[Items from a data source]
┏━━
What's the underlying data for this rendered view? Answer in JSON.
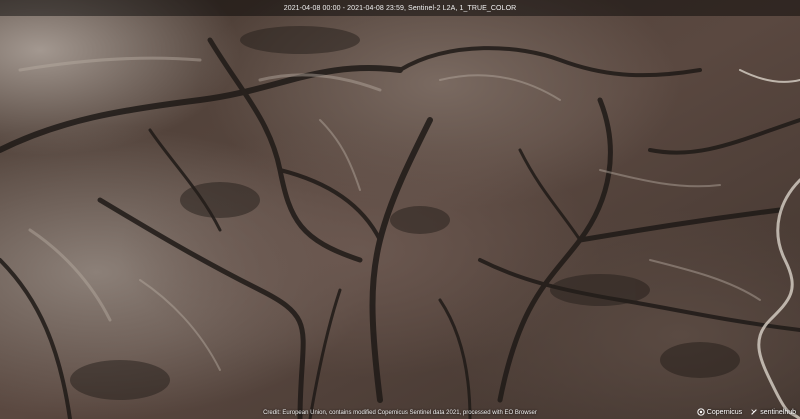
{
  "map": {
    "header": "2021-04-08 00:00 - 2021-04-08 23:59, Sentinel-2 L2A, 1_TRUE_COLOR",
    "credit": "Credit: European Union, contains modified Copernicus Sentinel data 2021, processed with EO Browser",
    "logos": {
      "copernicus": "Copernicus",
      "sentinelhub": "sentinelhub"
    },
    "colors": {
      "terrain_base": "#4a3b33",
      "ridge_light": "#b8aca2",
      "valley_dark": "#1f1a17",
      "riverbed": "#d9d2c8"
    }
  }
}
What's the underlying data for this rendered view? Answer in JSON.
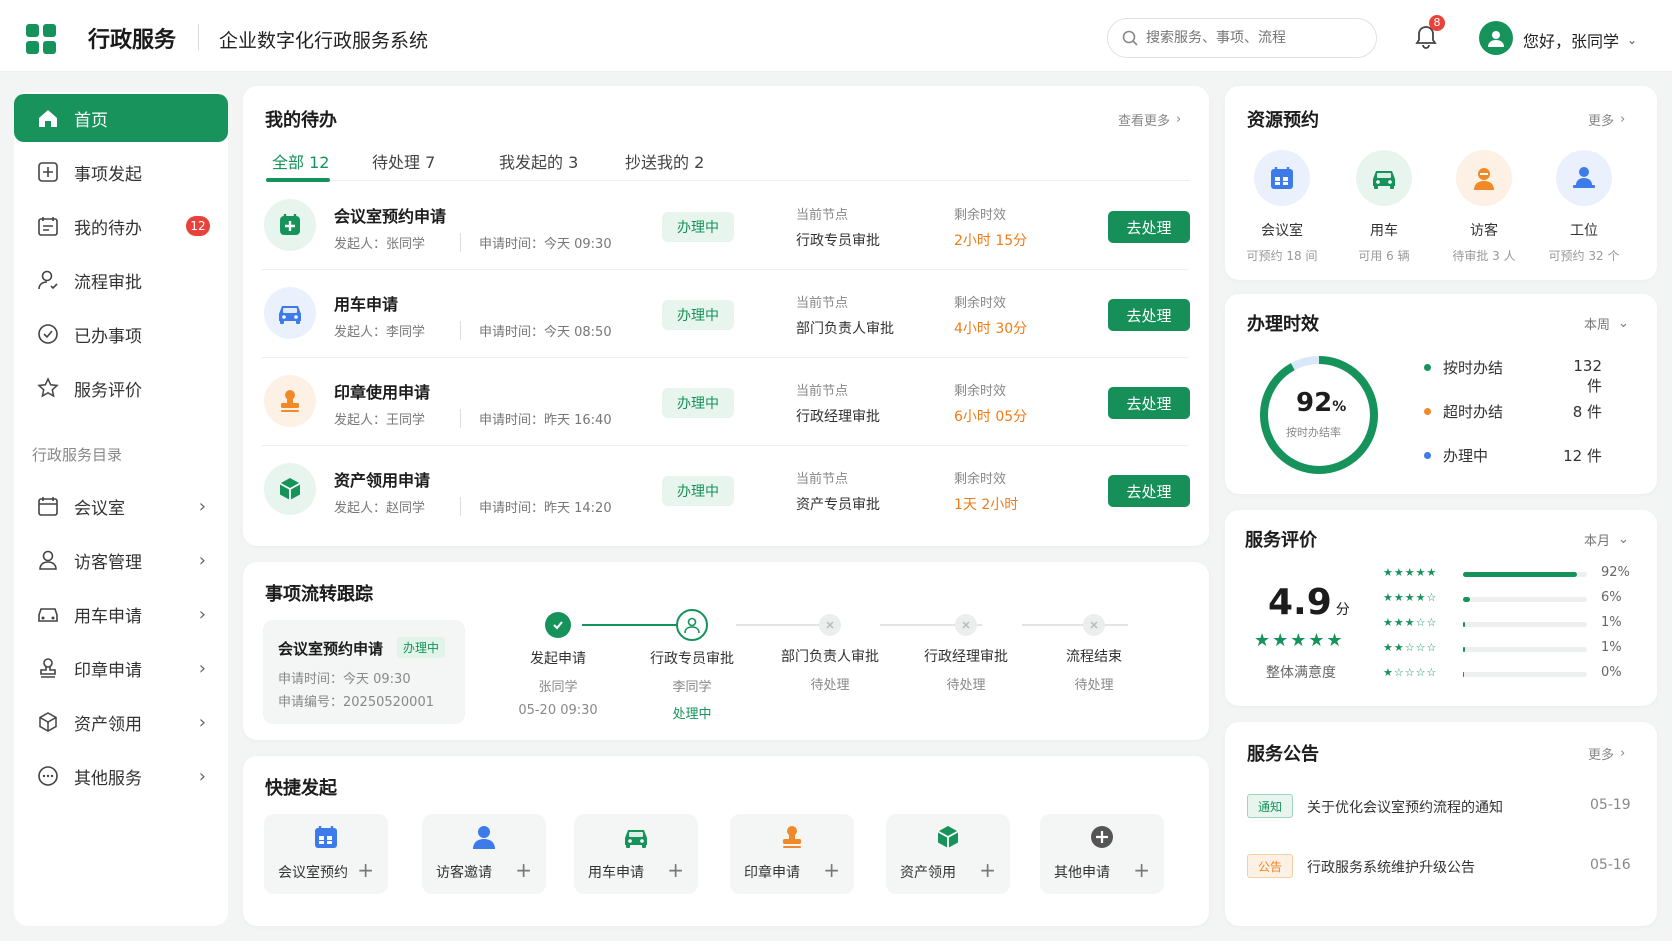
{
  "header": {
    "brand": "行政服务",
    "subtitle": "企业数字化行政服务系统",
    "search_placeholder": "搜索服务、事项、流程",
    "notification_count": "8",
    "greeting": "您好，张同学"
  },
  "sidebar": {
    "items": [
      {
        "label": "首页",
        "icon": "home-icon"
      },
      {
        "label": "事项发起",
        "icon": "plus-square-icon"
      },
      {
        "label": "我的待办",
        "icon": "calendar-icon",
        "badge": "12"
      },
      {
        "label": "流程审批",
        "icon": "user-icon"
      },
      {
        "label": "已办事项",
        "icon": "check-circle-icon"
      },
      {
        "label": "服务评价",
        "icon": "star-icon"
      }
    ],
    "catalog_title": "行政服务目录",
    "catalog": [
      {
        "label": "会议室",
        "icon": "calendar-icon"
      },
      {
        "label": "访客管理",
        "icon": "user-icon"
      },
      {
        "label": "用车申请",
        "icon": "car-icon"
      },
      {
        "label": "印章申请",
        "icon": "stamp-icon"
      },
      {
        "label": "资产领用",
        "icon": "box-icon"
      },
      {
        "label": "其他服务",
        "icon": "more-circle-icon"
      }
    ]
  },
  "todo": {
    "title": "我的待办",
    "more": "查看更多",
    "tabs": [
      {
        "label": "全部",
        "count": "12"
      },
      {
        "label": "待处理",
        "count": "7"
      },
      {
        "label": "我发起的",
        "count": "3"
      },
      {
        "label": "抄送我的",
        "count": "2"
      }
    ],
    "node_label": "当前节点",
    "remaining_label": "剩余时效",
    "action_label": "去处理",
    "rows": [
      {
        "title": "会议室预约申请",
        "initiator": "发起人：张同学",
        "time": "申请时间：今天 09:30",
        "status": "办理中",
        "node": "行政专员审批",
        "remaining": "2小时 15分",
        "icon": "meeting-room-icon",
        "color": "#16935a"
      },
      {
        "title": "用车申请",
        "initiator": "发起人：李同学",
        "time": "申请时间：今天 08:50",
        "status": "办理中",
        "node": "部门负责人审批",
        "remaining": "4小时 30分",
        "icon": "car-icon",
        "color": "#3d7be8"
      },
      {
        "title": "印章使用申请",
        "initiator": "发起人：王同学",
        "time": "申请时间：昨天 16:40",
        "status": "办理中",
        "node": "行政经理审批",
        "remaining": "6小时 05分",
        "icon": "stamp-icon",
        "color": "#f08a28"
      },
      {
        "title": "资产领用申请",
        "initiator": "发起人：赵同学",
        "time": "申请时间：昨天 14:20",
        "status": "办理中",
        "node": "资产专员审批",
        "remaining": "1天 2小时",
        "icon": "box-icon",
        "color": "#16935a"
      }
    ]
  },
  "flow": {
    "title": "事项流转跟踪",
    "item_title": "会议室预约申请",
    "item_status": "办理中",
    "item_time": "申请时间：今天 09:30",
    "item_no": "申请编号：20250520001",
    "steps": [
      {
        "name": "发起申请",
        "person": "张同学",
        "extra": "05-20 09:30",
        "state": "done"
      },
      {
        "name": "行政专员审批",
        "person": "李同学",
        "extra": "处理中",
        "state": "current"
      },
      {
        "name": "部门负责人审批",
        "person": "待处理",
        "extra": "",
        "state": "pending"
      },
      {
        "name": "行政经理审批",
        "person": "待处理",
        "extra": "",
        "state": "pending"
      },
      {
        "name": "流程结束",
        "person": "待处理",
        "extra": "",
        "state": "pending"
      }
    ]
  },
  "quick": {
    "title": "快捷发起",
    "items": [
      {
        "label": "会议室预约",
        "icon": "calendar-icon",
        "color": "#3d7be8"
      },
      {
        "label": "访客邀请",
        "icon": "user-icon",
        "color": "#3d7be8"
      },
      {
        "label": "用车申请",
        "icon": "car-icon",
        "color": "#16935a"
      },
      {
        "label": "印章申请",
        "icon": "stamp-icon",
        "color": "#f08a28"
      },
      {
        "label": "资产领用",
        "icon": "box-icon",
        "color": "#16935a"
      },
      {
        "label": "其他申请",
        "icon": "more-circle-icon",
        "color": "#555555"
      }
    ]
  },
  "resources": {
    "title": "资源预约",
    "more": "更多",
    "items": [
      {
        "name": "会议室",
        "sub": "可预约 18 间",
        "icon": "calendar-icon",
        "color": "#3d7be8",
        "bg": "#eaf1fd"
      },
      {
        "name": "用车",
        "sub": "可用 6 辆",
        "icon": "car-icon",
        "color": "#16935a",
        "bg": "#e8f5ee"
      },
      {
        "name": "访客",
        "sub": "待审批 3 人",
        "icon": "visitor-icon",
        "color": "#f08a28",
        "bg": "#fdf0e4"
      },
      {
        "name": "工位",
        "sub": "可预约 32 个",
        "icon": "desk-icon",
        "color": "#3d7be8",
        "bg": "#eaf1fd"
      }
    ]
  },
  "performance": {
    "title": "办理时效",
    "period": "本周",
    "rate_value": "92",
    "rate_unit": "%",
    "rate_label": "按时办结率",
    "rate": 0.92,
    "legend": [
      {
        "label": "按时办结",
        "value": "132 件",
        "color": "#16935a"
      },
      {
        "label": "超时办结",
        "value": "8 件",
        "color": "#f08a28"
      },
      {
        "label": "办理中",
        "value": "12 件",
        "color": "#3d7be8"
      }
    ]
  },
  "evaluation": {
    "title": "服务评价",
    "period": "本月",
    "score": "4.9",
    "unit": "分",
    "stars": "★★★★★",
    "label": "整体满意度",
    "dist": [
      {
        "stars": "★★★★★",
        "pct": "92%",
        "value": 0.92
      },
      {
        "stars": "★★★★☆",
        "pct": "6%",
        "value": 0.06
      },
      {
        "stars": "★★★☆☆",
        "pct": "1%",
        "value": 0.01
      },
      {
        "stars": "★★☆☆☆",
        "pct": "1%",
        "value": 0.01
      },
      {
        "stars": "★☆☆☆☆",
        "pct": "0%",
        "value": 0.0
      }
    ]
  },
  "notices": {
    "title": "服务公告",
    "more": "更多",
    "items": [
      {
        "tag": "通知",
        "text": "关于优化会议室预约流程的通知",
        "date": "05-19",
        "color": "#16935a",
        "bg": "#e8f5ee"
      },
      {
        "tag": "公告",
        "text": "行政服务系统维护升级公告",
        "date": "05-16",
        "color": "#f08a28",
        "bg": "#fdf0e4"
      }
    ]
  }
}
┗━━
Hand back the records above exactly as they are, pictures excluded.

What's the underlying data for this rendered view? Answer in JSON.
{
  "map": {
    "header": "2021-04-08 00:00 - 2021-04-08 23:59, Sentinel-2 L2A, 1_TRUE_COLOR",
    "credit": "Credit: European Union, contains modified Copernicus Sentinel data 2021, processed with EO Browser",
    "logos": {
      "copernicus": "Copernicus",
      "sentinelhub": "sentinelhub"
    },
    "colors": {
      "terrain_base": "#4a3b33",
      "ridge_light": "#b8aca2",
      "valley_dark": "#1f1a17",
      "riverbed": "#d9d2c8"
    }
  }
}
What's the underlying data for this rendered view? Answer in JSON.
{
  "header": {
    "brand": "行政服务",
    "subtitle": "企业数字化行政服务系统",
    "search_placeholder": "搜索服务、事项、流程",
    "notification_count": "8",
    "greeting": "您好，张同学"
  },
  "sidebar": {
    "items": [
      {
        "label": "首页",
        "icon": "home-icon"
      },
      {
        "label": "事项发起",
        "icon": "plus-square-icon"
      },
      {
        "label": "我的待办",
        "icon": "calendar-icon",
        "badge": "12"
      },
      {
        "label": "流程审批",
        "icon": "user-icon"
      },
      {
        "label": "已办事项",
        "icon": "check-circle-icon"
      },
      {
        "label": "服务评价",
        "icon": "star-icon"
      }
    ],
    "catalog_title": "行政服务目录",
    "catalog": [
      {
        "label": "会议室",
        "icon": "calendar-icon"
      },
      {
        "label": "访客管理",
        "icon": "user-icon"
      },
      {
        "label": "用车申请",
        "icon": "car-icon"
      },
      {
        "label": "印章申请",
        "icon": "stamp-icon"
      },
      {
        "label": "资产领用",
        "icon": "box-icon"
      },
      {
        "label": "其他服务",
        "icon": "more-circle-icon"
      }
    ]
  },
  "todo": {
    "title": "我的待办",
    "more": "查看更多",
    "tabs": [
      {
        "label": "全部",
        "count": "12"
      },
      {
        "label": "待处理",
        "count": "7"
      },
      {
        "label": "我发起的",
        "count": "3"
      },
      {
        "label": "抄送我的",
        "count": "2"
      }
    ],
    "node_label": "当前节点",
    "remaining_label": "剩余时效",
    "action_label": "去处理",
    "rows": [
      {
        "title": "会议室预约申请",
        "initiator": "发起人：张同学",
        "time": "申请时间：今天 09:30",
        "status": "办理中",
        "node": "行政专员审批",
        "remaining": "2小时 15分",
        "icon": "meeting-room-icon",
        "color": "#16935a"
      },
      {
        "title": "用车申请",
        "initiator": "发起人：李同学",
        "time": "申请时间：今天 08:50",
        "status": "办理中",
        "node": "部门负责人审批",
        "remaining": "4小时 30分",
        "icon": "car-icon",
        "color": "#3d7be8"
      },
      {
        "title": "印章使用申请",
        "initiator": "发起人：王同学",
        "time": "申请时间：昨天 16:40",
        "status": "办理中",
        "node": "行政经理审批",
        "remaining": "6小时 05分",
        "icon": "stamp-icon",
        "color": "#f08a28"
      },
      {
        "title": "资产领用申请",
        "initiator": "发起人：赵同学",
        "time": "申请时间：昨天 14:20",
        "status": "办理中",
        "node": "资产专员审批",
        "remaining": "1天 2小时",
        "icon": "box-icon",
        "color": "#16935a"
      }
    ]
  },
  "flow": {
    "title": "事项流转跟踪",
    "item_title": "会议室预约申请",
    "item_status": "办理中",
    "item_time": "申请时间：今天 09:30",
    "item_no": "申请编号：20250520001",
    "steps": [
      {
        "name": "发起申请",
        "person": "张同学",
        "extra": "05-20 09:30",
        "state": "done"
      },
      {
        "name": "行政专员审批",
        "person": "李同学",
        "extra": "处理中",
        "state": "current"
      },
      {
        "name": "部门负责人审批",
        "person": "待处理",
        "extra": "",
        "state": "pending"
      },
      {
        "name": "行政经理审批",
        "person": "待处理",
        "extra": "",
        "state": "pending"
      },
      {
        "name": "流程结束",
        "person": "待处理",
        "extra": "",
        "state": "pending"
      }
    ]
  },
  "quick": {
    "title": "快捷发起",
    "items": [
      {
        "label": "会议室预约",
        "icon": "calendar-icon",
        "color": "#3d7be8"
      },
      {
        "label": "访客邀请",
        "icon": "user-icon",
        "color": "#3d7be8"
      },
      {
        "label": "用车申请",
        "icon": "car-icon",
        "color": "#16935a"
      },
      {
        "label": "印章申请",
        "icon": "stamp-icon",
        "color": "#f08a28"
      },
      {
        "label": "资产领用",
        "icon": "box-icon",
        "color": "#16935a"
      },
      {
        "label": "其他申请",
        "icon": "more-circle-icon",
        "color": "#555555"
      }
    ]
  },
  "resources": {
    "title": "资源预约",
    "more": "更多",
    "items": [
      {
        "name": "会议室",
        "sub": "可预约 18 间",
        "icon": "calendar-icon",
        "color": "#3d7be8",
        "bg": "#eaf1fd"
      },
      {
        "name": "用车",
        "sub": "可用 6 辆",
        "icon": "car-icon",
        "color": "#16935a",
        "bg": "#e8f5ee"
      },
      {
        "name": "访客",
        "sub": "待审批 3 人",
        "icon": "visitor-icon",
        "color": "#f08a28",
        "bg": "#fdf0e4"
      },
      {
        "name": "工位",
        "sub": "可预约 32 个",
        "icon": "desk-icon",
        "color": "#3d7be8",
        "bg": "#eaf1fd"
      }
    ]
  },
  "performance": {
    "title": "办理时效",
    "period": "本周",
    "rate_value": "92",
    "rate_unit": "%",
    "rate_label": "按时办结率",
    "rate": 0.92,
    "legend": [
      {
        "label": "按时办结",
        "value": "132 件",
        "color": "#16935a"
      },
      {
        "label": "超时办结",
        "value": "8 件",
        "color": "#f08a28"
      },
      {
        "label": "办理中",
        "value": "12 件",
        "color": "#3d7be8"
      }
    ]
  },
  "evaluation": {
    "title": "服务评价",
    "period": "本月",
    "score": "4.9",
    "unit": "分",
    "stars": "★★★★★",
    "label": "整体满意度",
    "dist": [
      {
        "stars": "★★★★★",
        "pct": "92%",
        "value": 0.92
      },
      {
        "stars": "★★★★☆",
        "pct": "6%",
        "value": 0.06
      },
      {
        "stars": "★★★☆☆",
        "pct": "1%",
        "value": 0.01
      },
      {
        "stars": "★★☆☆☆",
        "pct": "1%",
        "value": 0.01
      },
      {
        "stars": "★☆☆☆☆",
        "pct": "0%",
        "value": 0.0
      }
    ]
  },
  "notices": {
    "title": "服务公告",
    "more": "更多",
    "items": [
      {
        "tag": "通知",
        "text": "关于优化会议室预约流程的通知",
        "date": "05-19",
        "color": "#16935a",
        "bg": "#e8f5ee"
      },
      {
        "tag": "公告",
        "text": "行政服务系统维护升级公告",
        "date": "05-16",
        "color": "#f08a28",
        "bg": "#fdf0e4"
      }
    ]
  }
}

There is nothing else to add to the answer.